Your ideas in response to what a CritLibTech manifesto could/should/would address:

  • Value of play! > do we have time to learn tools that will make us more efficient, creative, or reflective in our library work or practice[a] 
  • Metadata for good! > how to identify and engage communities to create metadata that makes information transparent and findable? how do we use this metadata for long term preservation? who decides what + how to preserve info? Ensuring software is developed to handle new, complex or transparent metadata schema. Also, how do we use metadata to make technology creators (+ embedded values) transparent?
  • Reflective selection and implementation of technology > WHY are we adopting X or Y technology in our library? Is it because everyone else is doing it and we need to be cool? or does it fill a real need[b]?
  • Getting a seat at the table> who is at the table already? how do we get there? What are the silos and how do we deconstruct them?
  • Environmental impact of technology >  where does all of our obsolete technology go and how does it affect our local/global environment. TECH IS ALWAYS MATERIAL.
  • Physical and health impacts of using technology > effects of daily tech use (repetitive stress injury); workers who make technology; dehumanization of technology use (isolation) vs. role of tech in community building
  • The gendered space of the tech world and environment > challenging stereotypes, creating opportunities and safe spaces
  • Digital literacy divide > challenging assumptions of who would/should be conversant in technology; ageism, classism inherent in the use of digital tools
  • Goals of using the technology tool > being conscious of the reasons why we are using and selecting a tool
  • Privacy > how we select, use and implement tools that will keep our identities anonymous and/or safe[c] 
  • 1st amendment issues > who has a voice, how that voice is filtered, disseminated and preserved.
  • Deconstructing the stereotype of tech owners and their motivations for using/owning the technology
  • Language of technology > why are all programming languages in English? why do we still use sexist terminology for physical hardware (“male” and “female” ports)?
  • Challenge of engaging with technology professionals (being a technology professional?? accessing technology professional communities?)
  • Ease of tech use > accessibility and user experience & design
  • Capitalism! > economics of technology workers, the labor & value & visibility of those who make the tech vs those who design the tech vs those who use the tech, dynamism is central part of capitalism

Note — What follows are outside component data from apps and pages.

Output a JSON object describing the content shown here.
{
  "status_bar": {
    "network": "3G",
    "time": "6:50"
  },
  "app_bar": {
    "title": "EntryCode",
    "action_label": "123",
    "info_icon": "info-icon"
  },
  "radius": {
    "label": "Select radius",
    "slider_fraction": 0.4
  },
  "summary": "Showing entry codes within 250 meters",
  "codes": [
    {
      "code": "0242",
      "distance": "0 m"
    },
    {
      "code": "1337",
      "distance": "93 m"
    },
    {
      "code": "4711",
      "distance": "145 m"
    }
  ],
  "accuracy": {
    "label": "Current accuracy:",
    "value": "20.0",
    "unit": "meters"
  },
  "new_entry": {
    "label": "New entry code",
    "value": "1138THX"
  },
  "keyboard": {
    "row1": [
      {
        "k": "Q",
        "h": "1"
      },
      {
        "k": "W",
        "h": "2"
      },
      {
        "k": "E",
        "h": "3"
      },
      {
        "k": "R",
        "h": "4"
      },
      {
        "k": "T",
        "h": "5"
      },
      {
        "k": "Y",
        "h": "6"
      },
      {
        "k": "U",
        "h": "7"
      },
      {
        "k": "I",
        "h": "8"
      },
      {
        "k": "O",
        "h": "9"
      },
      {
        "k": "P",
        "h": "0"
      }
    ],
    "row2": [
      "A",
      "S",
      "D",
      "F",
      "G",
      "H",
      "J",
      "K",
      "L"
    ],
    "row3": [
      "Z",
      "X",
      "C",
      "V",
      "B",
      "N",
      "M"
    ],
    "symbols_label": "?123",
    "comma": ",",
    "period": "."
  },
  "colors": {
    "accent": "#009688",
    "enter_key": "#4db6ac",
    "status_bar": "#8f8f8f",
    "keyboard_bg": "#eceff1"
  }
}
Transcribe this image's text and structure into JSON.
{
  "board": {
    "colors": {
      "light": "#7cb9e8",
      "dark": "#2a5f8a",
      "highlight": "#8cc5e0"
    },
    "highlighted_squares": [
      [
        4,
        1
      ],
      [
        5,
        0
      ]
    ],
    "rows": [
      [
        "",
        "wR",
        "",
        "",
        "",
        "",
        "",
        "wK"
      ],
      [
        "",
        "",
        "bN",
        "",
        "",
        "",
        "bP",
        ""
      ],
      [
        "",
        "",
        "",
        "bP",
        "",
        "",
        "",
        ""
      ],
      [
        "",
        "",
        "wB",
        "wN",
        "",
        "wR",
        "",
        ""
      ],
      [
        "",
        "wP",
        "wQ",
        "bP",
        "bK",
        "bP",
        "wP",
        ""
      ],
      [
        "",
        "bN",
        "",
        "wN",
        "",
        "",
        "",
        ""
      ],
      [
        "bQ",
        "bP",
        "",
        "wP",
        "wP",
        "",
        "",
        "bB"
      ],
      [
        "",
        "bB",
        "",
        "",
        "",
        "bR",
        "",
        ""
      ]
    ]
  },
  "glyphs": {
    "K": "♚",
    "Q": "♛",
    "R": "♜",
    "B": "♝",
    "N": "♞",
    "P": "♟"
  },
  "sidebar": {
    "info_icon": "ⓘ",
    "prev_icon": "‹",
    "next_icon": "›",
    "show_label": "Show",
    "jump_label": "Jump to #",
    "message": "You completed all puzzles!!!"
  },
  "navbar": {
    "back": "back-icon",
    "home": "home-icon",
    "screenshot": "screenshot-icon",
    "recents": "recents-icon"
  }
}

        Should manifesto explicitly oppose capitalism? Fuck Silicon Valley y/n? (Y)

  • Issues of Time & Labor: who has time? who does the labor? is it paid labor, are the wages fair? is the labor invisible? Is your administration asking you to adopt some new tech “real quick” on top of everything you already do?
  • Access to teh internetz/information as human right.
  • Online course design and constructivism: moving away from sage-on-the-stage if we incorporate and support peer-to-peer online student engagement.
  • Knowledge production at point of need: good tech design suites the needs of a community.
  • Understanding how the tech we choose to implement affects our users (e.g. mobile first design allows wider use by more groups-
  • What is our obligation to teach/support web literacy? As information professionals, how do we support our patrons’ access to, knowledge of, and ability to read, write and participate on the web?

Existing Manifestos/Sources of Inspiration




[a]teaching with play allows for inquiry & exploration; active learning

[b]who is it serving/excluding?

[c]and how we notify our users of privacy implications and policies